Joshua: That was way too easy! But the movie makes up for it with this wild, ridiculously fun ending that...doesn’t actually happen until mid-credits! I get it, this is how these movies work, but really it’s kind of insane they just have J.K. Simmons return as J. Jonah Jameson and completely out Peter as Spider-Man after some credits.
Paul: I love that J.K. Simmons is back reprising that role. Again, I just love how they seem to be zooming through story arcs here. Like yup, MJ knows, now everybody knows. Let’s get on with it. This injected new life into my interest in these movies, and I honestly didn’t see that coming, which is why Spider-Man is the perfect character to ground the new “phase” around, in my opinion.
We have that earned father-figure loss this time around, but we also have this newfound confidence of a teenager securing his footing and still finding huge battles ahead. It’s great.

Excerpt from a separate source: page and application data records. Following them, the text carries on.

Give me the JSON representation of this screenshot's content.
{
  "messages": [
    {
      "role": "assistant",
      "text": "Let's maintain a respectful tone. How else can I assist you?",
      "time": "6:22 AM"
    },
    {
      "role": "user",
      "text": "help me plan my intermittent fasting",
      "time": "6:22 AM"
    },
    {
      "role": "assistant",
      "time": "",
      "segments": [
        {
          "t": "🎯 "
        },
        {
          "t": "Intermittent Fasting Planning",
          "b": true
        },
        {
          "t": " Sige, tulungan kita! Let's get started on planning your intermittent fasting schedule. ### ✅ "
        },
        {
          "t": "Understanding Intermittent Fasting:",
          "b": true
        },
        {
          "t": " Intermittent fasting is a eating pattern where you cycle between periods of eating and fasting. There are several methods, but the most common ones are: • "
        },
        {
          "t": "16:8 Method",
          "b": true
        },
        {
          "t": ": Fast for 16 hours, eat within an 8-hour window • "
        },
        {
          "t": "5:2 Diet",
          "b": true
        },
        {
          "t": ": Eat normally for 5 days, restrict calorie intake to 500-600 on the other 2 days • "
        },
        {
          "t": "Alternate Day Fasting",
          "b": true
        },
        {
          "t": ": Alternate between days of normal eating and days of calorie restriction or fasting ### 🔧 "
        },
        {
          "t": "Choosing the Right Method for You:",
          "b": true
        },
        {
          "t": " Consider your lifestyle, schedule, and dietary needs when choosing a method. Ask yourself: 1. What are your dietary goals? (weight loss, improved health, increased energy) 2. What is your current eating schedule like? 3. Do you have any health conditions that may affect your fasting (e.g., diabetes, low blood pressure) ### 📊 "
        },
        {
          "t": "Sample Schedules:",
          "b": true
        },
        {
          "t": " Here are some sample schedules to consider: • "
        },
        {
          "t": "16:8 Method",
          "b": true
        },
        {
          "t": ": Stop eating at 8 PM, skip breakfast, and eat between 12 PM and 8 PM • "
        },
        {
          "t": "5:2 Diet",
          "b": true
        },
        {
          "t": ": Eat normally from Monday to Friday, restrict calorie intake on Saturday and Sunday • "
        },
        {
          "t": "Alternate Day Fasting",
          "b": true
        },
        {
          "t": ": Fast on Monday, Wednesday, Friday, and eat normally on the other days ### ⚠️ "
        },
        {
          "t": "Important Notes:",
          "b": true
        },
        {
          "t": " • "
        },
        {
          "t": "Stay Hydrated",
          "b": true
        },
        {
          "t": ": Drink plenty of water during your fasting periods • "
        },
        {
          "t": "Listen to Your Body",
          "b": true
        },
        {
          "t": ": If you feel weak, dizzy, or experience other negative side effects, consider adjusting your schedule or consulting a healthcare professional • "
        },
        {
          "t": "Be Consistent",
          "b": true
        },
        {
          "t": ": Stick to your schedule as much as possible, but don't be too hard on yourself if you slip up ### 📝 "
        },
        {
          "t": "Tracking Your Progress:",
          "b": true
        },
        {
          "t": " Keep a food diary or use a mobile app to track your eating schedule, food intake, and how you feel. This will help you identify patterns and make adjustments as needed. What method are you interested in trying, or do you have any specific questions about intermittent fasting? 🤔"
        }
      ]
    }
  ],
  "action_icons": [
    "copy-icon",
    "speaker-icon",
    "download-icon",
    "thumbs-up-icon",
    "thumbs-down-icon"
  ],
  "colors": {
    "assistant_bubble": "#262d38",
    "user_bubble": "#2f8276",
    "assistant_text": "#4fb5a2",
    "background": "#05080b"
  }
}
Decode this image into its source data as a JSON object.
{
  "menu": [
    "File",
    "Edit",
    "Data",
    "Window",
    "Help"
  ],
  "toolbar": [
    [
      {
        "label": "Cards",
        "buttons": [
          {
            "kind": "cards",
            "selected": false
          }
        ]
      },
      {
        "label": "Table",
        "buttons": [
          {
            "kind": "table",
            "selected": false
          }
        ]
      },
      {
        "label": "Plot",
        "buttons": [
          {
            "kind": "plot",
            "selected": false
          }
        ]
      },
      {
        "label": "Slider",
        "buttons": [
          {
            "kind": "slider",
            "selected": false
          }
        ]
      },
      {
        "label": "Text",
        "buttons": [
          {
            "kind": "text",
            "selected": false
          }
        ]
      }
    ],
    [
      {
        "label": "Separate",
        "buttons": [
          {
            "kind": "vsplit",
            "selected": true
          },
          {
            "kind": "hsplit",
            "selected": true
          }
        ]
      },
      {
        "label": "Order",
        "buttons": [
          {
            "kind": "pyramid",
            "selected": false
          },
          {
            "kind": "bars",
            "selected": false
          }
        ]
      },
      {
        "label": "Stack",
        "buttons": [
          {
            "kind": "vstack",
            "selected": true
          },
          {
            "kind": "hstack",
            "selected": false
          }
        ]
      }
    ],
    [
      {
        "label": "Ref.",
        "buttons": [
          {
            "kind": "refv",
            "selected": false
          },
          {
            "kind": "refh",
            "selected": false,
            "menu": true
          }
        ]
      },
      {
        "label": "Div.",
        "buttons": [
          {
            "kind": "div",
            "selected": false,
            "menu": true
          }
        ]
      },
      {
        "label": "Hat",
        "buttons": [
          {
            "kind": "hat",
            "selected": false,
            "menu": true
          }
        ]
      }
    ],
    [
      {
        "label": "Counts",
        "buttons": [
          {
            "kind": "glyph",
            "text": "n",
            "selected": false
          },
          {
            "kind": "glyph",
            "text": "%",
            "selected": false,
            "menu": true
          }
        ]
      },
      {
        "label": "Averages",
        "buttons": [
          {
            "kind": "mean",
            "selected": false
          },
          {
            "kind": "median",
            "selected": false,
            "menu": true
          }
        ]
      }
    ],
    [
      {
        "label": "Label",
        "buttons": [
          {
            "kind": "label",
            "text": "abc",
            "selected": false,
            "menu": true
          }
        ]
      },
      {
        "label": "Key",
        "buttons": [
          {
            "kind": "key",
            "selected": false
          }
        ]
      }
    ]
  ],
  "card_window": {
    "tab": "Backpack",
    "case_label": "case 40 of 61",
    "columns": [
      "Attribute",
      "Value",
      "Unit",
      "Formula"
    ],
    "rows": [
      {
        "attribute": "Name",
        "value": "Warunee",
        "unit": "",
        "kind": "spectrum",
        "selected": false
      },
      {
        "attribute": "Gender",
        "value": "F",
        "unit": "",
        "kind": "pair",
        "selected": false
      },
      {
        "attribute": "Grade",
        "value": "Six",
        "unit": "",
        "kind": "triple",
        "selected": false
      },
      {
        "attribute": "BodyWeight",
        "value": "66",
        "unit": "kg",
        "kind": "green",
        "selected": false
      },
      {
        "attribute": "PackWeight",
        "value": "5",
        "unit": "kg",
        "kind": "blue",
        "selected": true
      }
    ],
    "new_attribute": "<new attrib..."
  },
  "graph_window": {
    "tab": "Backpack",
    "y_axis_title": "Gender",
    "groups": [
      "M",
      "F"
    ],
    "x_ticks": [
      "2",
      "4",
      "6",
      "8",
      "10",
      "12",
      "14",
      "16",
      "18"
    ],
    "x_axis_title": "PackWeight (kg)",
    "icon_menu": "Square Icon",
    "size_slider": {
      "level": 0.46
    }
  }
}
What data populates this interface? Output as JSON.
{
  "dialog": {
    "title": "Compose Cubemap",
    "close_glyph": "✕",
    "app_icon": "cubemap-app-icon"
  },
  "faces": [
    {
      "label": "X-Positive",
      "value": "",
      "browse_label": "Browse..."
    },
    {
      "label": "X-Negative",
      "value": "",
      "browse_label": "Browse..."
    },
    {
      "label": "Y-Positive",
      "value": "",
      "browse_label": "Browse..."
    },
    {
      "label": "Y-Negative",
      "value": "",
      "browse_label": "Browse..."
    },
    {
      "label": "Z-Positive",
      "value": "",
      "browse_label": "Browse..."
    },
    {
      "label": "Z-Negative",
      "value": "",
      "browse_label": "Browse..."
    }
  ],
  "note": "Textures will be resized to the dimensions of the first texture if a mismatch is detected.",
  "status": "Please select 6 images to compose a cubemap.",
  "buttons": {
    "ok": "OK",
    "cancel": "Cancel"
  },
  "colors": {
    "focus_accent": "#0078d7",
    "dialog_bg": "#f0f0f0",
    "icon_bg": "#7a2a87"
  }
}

Joshua: Definitely. It’s a hell of a mic drop that throws Peter’s world upside down just as soon as he’s starting to figure out his place in it, one that’s bound to be extremely entertaining (and different!) given how good and fun his supporting cast is. Ned and Betty! Flash and MJ! Aunt May and....Happy, I guess. He’s fine. Oh! And Martin Starr and JB Smoove! Heroes, each of them.
Man, I’m so jazzed for another Spidey movie.
Paul: It’s nice to finally see Spidey in a new and exciting light. Not that excited to start another 80-movie phase though, but if Spidey’s in it, I’m contractually obligated as a fellow Queens native.
Also, I can’t wait for Miles in the MCU. In due time.
Joshua: Let’s hear it for Queens!